━━ GIVEN ENTRIES

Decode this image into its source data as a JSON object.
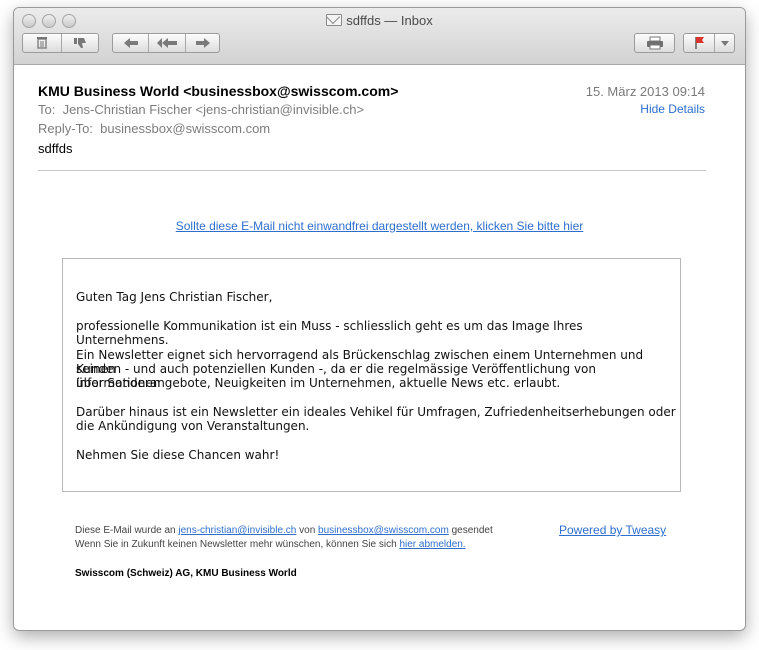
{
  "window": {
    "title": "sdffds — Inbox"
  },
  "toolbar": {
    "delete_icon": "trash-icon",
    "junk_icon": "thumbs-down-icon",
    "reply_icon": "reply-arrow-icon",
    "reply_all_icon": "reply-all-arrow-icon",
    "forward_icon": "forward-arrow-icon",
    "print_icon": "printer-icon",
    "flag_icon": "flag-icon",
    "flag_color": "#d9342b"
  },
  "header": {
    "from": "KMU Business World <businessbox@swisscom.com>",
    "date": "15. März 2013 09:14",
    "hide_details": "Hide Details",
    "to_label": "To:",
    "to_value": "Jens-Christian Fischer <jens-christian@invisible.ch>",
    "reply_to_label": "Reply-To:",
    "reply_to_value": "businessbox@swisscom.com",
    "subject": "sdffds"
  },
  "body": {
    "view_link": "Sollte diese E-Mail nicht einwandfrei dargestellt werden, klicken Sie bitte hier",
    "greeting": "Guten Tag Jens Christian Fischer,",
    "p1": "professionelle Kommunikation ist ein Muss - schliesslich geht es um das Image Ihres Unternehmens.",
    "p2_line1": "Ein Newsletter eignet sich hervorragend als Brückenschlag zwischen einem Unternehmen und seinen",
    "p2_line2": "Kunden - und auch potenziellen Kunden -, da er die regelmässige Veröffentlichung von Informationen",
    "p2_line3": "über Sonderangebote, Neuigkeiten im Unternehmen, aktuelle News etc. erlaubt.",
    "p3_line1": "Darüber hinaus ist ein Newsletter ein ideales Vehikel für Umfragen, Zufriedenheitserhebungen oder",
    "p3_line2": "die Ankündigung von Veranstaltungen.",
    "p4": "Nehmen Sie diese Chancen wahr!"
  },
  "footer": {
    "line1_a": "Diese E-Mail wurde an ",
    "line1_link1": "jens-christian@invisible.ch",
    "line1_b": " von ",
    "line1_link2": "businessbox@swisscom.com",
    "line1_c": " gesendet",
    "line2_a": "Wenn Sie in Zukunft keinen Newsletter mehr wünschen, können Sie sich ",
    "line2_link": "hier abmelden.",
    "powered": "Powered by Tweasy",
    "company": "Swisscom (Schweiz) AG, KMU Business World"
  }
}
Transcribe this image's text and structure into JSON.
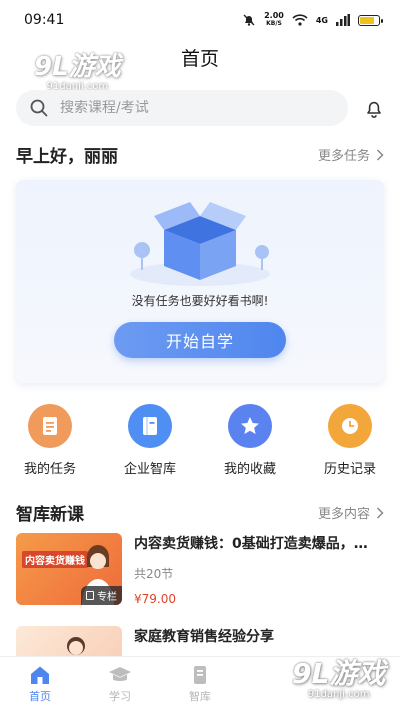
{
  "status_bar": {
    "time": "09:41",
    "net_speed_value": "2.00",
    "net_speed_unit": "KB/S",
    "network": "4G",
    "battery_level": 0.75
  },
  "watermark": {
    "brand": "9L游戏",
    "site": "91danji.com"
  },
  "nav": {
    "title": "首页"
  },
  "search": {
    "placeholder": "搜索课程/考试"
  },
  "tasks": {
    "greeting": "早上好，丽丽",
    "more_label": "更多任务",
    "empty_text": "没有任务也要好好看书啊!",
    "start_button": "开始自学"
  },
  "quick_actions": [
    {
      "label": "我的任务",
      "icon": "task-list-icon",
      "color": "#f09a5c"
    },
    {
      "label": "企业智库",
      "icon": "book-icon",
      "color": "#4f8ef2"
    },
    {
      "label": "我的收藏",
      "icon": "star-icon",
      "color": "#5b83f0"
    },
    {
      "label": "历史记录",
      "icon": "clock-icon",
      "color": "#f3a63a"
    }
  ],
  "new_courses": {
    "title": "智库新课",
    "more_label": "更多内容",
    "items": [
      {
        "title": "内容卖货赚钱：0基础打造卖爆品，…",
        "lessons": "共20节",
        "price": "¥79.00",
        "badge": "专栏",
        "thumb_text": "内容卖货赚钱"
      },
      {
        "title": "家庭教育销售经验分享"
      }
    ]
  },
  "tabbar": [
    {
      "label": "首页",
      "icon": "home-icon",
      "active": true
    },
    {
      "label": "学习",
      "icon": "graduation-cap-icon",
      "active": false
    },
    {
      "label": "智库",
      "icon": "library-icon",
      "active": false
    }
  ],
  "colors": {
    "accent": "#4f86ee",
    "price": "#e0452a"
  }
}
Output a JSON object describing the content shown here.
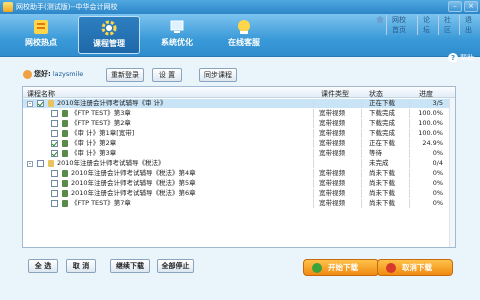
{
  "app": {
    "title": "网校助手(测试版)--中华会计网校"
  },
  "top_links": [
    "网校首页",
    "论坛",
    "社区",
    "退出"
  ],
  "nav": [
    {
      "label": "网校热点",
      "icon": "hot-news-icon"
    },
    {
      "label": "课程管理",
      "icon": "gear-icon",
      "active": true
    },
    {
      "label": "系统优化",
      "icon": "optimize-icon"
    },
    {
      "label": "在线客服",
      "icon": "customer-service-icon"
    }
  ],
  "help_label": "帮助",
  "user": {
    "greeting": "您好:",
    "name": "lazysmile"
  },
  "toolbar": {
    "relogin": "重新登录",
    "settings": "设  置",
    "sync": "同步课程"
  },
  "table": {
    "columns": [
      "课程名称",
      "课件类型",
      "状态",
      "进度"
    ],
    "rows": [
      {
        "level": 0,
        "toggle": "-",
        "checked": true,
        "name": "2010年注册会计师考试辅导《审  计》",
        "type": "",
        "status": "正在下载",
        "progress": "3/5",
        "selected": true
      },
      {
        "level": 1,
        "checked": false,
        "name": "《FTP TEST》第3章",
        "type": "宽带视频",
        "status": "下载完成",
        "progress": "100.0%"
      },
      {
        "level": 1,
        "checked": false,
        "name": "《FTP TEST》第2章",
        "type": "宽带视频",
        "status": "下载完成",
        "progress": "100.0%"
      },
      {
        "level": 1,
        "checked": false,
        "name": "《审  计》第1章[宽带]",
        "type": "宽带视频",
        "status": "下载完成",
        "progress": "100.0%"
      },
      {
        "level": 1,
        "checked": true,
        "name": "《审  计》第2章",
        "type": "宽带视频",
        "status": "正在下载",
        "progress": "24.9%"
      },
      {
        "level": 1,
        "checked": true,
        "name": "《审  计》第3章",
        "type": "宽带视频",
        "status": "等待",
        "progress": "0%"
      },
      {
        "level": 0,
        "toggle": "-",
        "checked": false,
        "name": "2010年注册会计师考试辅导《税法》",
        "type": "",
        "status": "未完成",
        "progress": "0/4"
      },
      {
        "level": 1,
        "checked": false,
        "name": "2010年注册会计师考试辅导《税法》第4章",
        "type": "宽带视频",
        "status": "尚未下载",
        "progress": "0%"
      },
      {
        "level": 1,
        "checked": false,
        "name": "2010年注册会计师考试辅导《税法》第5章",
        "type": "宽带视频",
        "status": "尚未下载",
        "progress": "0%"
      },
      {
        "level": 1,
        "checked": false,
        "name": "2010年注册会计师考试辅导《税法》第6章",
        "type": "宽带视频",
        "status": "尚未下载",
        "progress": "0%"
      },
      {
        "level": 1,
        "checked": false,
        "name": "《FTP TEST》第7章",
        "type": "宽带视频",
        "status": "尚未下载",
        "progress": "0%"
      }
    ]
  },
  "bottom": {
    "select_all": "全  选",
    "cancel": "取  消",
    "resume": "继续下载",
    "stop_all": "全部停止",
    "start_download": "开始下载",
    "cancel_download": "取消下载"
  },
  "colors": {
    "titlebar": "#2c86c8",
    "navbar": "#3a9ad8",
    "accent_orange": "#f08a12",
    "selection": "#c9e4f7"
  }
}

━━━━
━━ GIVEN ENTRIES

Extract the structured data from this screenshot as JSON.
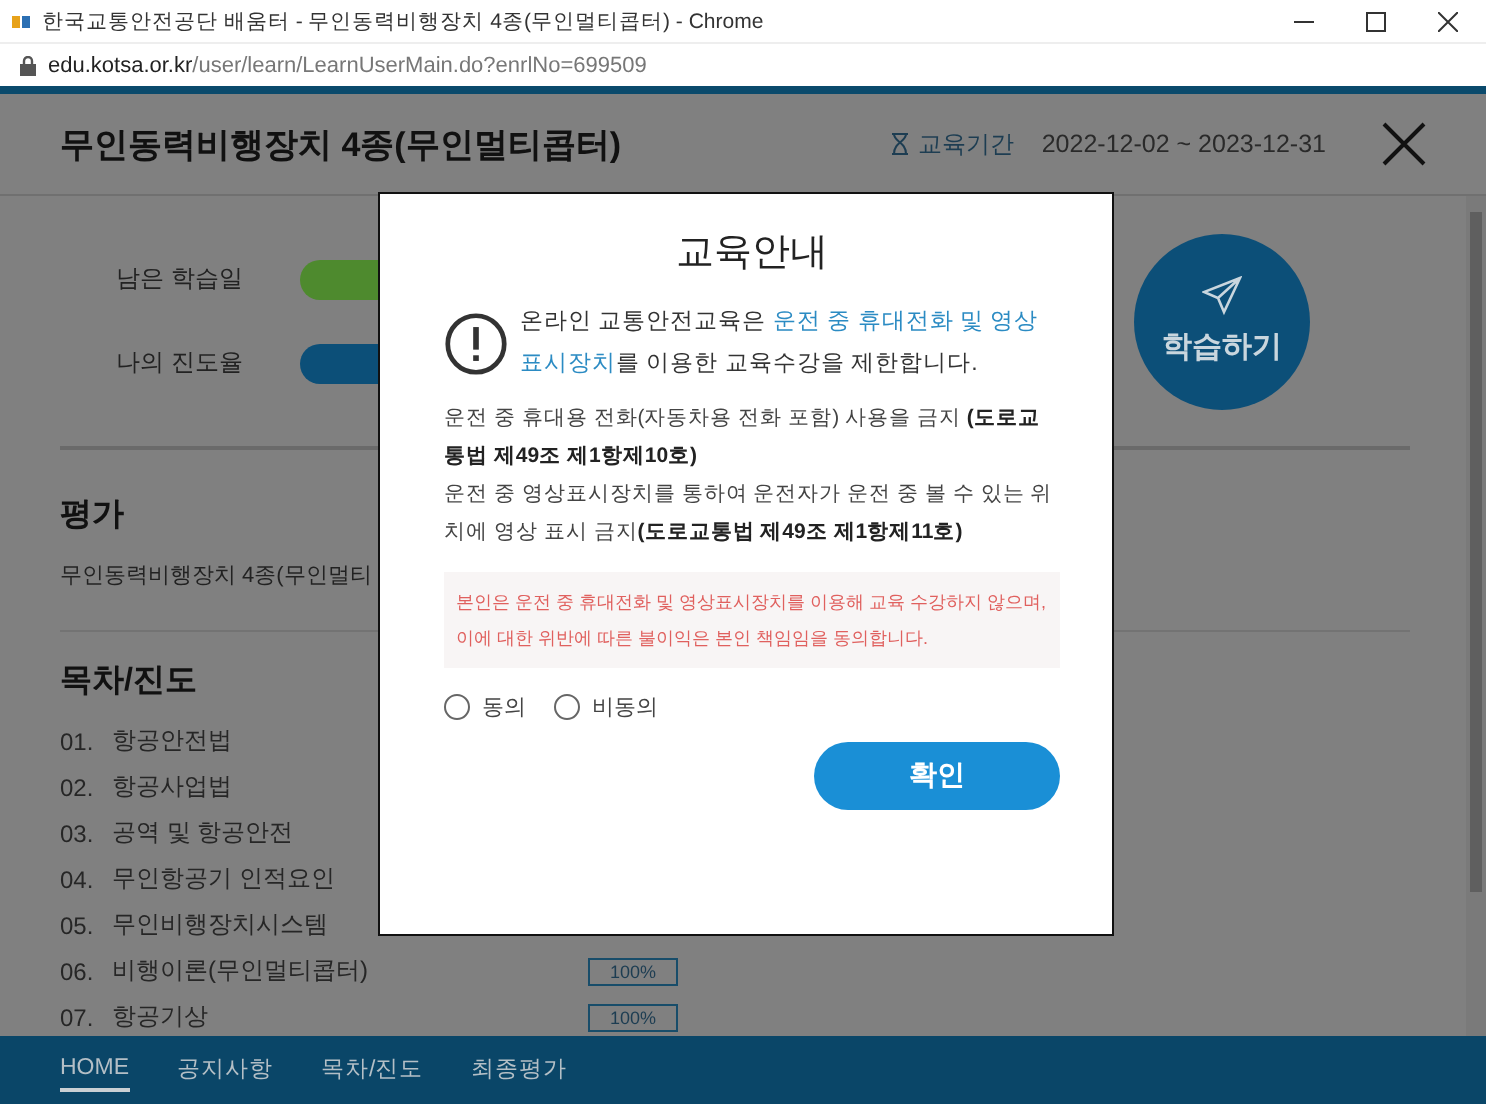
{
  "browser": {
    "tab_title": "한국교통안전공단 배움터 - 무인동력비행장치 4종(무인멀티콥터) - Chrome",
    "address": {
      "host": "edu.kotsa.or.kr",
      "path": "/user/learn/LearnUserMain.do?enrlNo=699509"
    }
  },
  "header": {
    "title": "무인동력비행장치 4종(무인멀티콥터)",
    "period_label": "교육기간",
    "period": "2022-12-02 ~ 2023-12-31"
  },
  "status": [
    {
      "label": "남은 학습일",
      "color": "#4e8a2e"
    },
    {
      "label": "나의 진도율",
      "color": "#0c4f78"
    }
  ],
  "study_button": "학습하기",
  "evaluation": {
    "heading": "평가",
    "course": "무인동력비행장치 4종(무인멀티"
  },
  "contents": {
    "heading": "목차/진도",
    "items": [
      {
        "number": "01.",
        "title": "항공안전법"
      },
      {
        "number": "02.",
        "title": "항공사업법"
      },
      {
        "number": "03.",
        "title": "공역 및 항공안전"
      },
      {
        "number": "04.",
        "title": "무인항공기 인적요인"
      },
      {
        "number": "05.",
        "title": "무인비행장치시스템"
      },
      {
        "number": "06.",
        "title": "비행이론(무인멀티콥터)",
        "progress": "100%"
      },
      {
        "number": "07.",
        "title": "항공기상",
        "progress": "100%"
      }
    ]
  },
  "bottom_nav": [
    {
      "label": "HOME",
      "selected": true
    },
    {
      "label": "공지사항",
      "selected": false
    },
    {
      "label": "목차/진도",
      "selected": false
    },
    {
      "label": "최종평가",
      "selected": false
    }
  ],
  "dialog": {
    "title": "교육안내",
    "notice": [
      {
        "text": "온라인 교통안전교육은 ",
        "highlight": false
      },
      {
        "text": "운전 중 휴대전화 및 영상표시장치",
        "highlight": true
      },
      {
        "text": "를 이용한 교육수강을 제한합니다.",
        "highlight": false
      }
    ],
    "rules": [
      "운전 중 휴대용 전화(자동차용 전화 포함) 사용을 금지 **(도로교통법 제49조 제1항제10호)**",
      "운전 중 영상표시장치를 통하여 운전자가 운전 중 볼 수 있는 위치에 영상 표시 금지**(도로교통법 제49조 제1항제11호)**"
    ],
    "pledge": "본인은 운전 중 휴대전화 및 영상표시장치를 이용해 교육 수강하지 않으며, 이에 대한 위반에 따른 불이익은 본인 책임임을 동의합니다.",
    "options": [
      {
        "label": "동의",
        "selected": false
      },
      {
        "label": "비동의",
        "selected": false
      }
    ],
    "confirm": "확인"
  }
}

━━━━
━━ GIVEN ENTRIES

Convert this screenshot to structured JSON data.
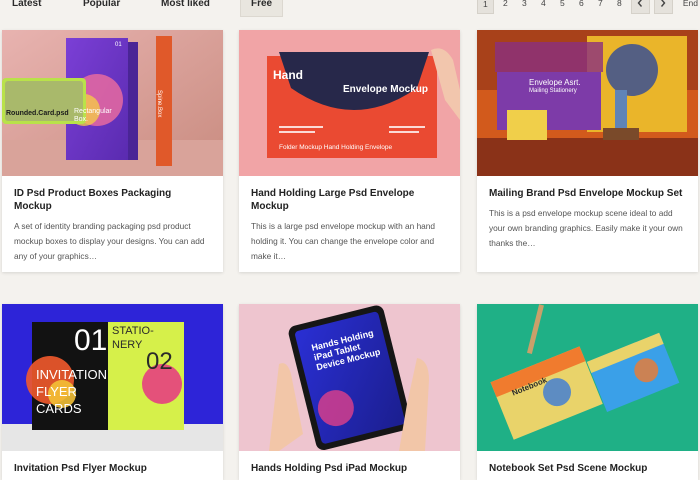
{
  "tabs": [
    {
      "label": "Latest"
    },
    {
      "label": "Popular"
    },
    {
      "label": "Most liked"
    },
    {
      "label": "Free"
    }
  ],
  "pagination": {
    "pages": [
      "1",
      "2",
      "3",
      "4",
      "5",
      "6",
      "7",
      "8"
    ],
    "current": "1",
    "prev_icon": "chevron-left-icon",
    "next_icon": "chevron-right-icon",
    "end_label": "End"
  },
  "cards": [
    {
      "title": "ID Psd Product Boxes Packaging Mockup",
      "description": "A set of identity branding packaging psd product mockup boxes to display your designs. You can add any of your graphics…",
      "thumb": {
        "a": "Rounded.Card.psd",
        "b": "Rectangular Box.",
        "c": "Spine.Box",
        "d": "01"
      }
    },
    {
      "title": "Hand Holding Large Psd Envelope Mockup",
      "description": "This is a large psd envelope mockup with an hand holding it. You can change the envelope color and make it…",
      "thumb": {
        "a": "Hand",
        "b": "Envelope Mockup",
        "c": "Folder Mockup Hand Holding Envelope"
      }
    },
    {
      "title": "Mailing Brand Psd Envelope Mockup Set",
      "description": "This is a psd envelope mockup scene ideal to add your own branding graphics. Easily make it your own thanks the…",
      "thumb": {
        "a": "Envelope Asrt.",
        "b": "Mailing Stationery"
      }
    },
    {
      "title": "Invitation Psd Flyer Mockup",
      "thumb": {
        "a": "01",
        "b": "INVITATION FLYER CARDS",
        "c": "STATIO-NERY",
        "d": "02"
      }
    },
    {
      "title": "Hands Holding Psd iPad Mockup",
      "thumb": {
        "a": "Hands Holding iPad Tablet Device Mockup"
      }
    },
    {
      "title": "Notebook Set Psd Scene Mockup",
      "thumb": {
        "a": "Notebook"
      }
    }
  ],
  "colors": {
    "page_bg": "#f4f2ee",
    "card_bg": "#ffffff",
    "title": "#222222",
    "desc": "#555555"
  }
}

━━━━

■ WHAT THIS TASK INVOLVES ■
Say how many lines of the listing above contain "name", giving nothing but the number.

■ WRITTEN SOLUTION ■
12